Methods: A general linear model was used to analyze differences of age, albumin, creatinine, blood urea nitrogen (BUN), and hematocrit; categorical data analysis to evaluate body mass index (BMI), grouped into four categories: < 19, 19-25 (< 25), 25-30 (< 30), and 30+; and logistic regression to assess the likelihood of initiating PD versus HD. Diabetics (DM) were analyzed separately from non-diabetics (NDM). Explanatory variables in the logistic regression included incidence year, race, gender, age, BMI, albumin, creatinine, BUN, and hematocrit. Race included white and black. Age was categorized into four groups: 20-44, 45-64, 65-74, and 75+.
Results: At the initiation of dialysis PD patients were approximately 6 years younger (P < 0.0001) than HD patients. PD patients also had higher (P < 0.0001) albumin (+0.35 g/dL for DM and +0.23 g/dL for NDM) and hematocrit (+1.64% for DM and +1.71% for NDM) levels, and lower (P < 0.04) BUN (-8.75 mg/dL for DM and -5.24 mg/dL for NDM) and creatinine (-0.51 mg/dL for DM and -0.23 mg/dL for NDM) levels than HD patients. Whites had a higher (P < 0.0001) likelihood of starting PD than blacks, and patients with BMI <19 had a lower (P < 0.0001) chance of beginning on PD.
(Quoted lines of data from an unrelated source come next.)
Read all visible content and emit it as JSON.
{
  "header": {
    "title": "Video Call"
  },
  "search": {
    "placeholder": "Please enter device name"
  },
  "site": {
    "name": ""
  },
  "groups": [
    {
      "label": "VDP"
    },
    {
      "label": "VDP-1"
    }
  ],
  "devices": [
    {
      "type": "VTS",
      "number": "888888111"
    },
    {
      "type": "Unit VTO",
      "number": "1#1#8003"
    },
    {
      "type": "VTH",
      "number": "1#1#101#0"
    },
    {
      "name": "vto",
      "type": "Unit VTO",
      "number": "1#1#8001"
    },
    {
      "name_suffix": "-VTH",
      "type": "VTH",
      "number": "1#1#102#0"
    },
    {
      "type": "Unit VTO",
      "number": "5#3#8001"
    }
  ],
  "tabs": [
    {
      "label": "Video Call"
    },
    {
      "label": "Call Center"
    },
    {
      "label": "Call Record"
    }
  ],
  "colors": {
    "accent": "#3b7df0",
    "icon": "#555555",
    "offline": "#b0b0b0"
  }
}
Conclusion: PD patients had favorable clinical conditions at the initiation of dialysis, which should be taken into consideration when comparing dialysis outcomes between the two modalities.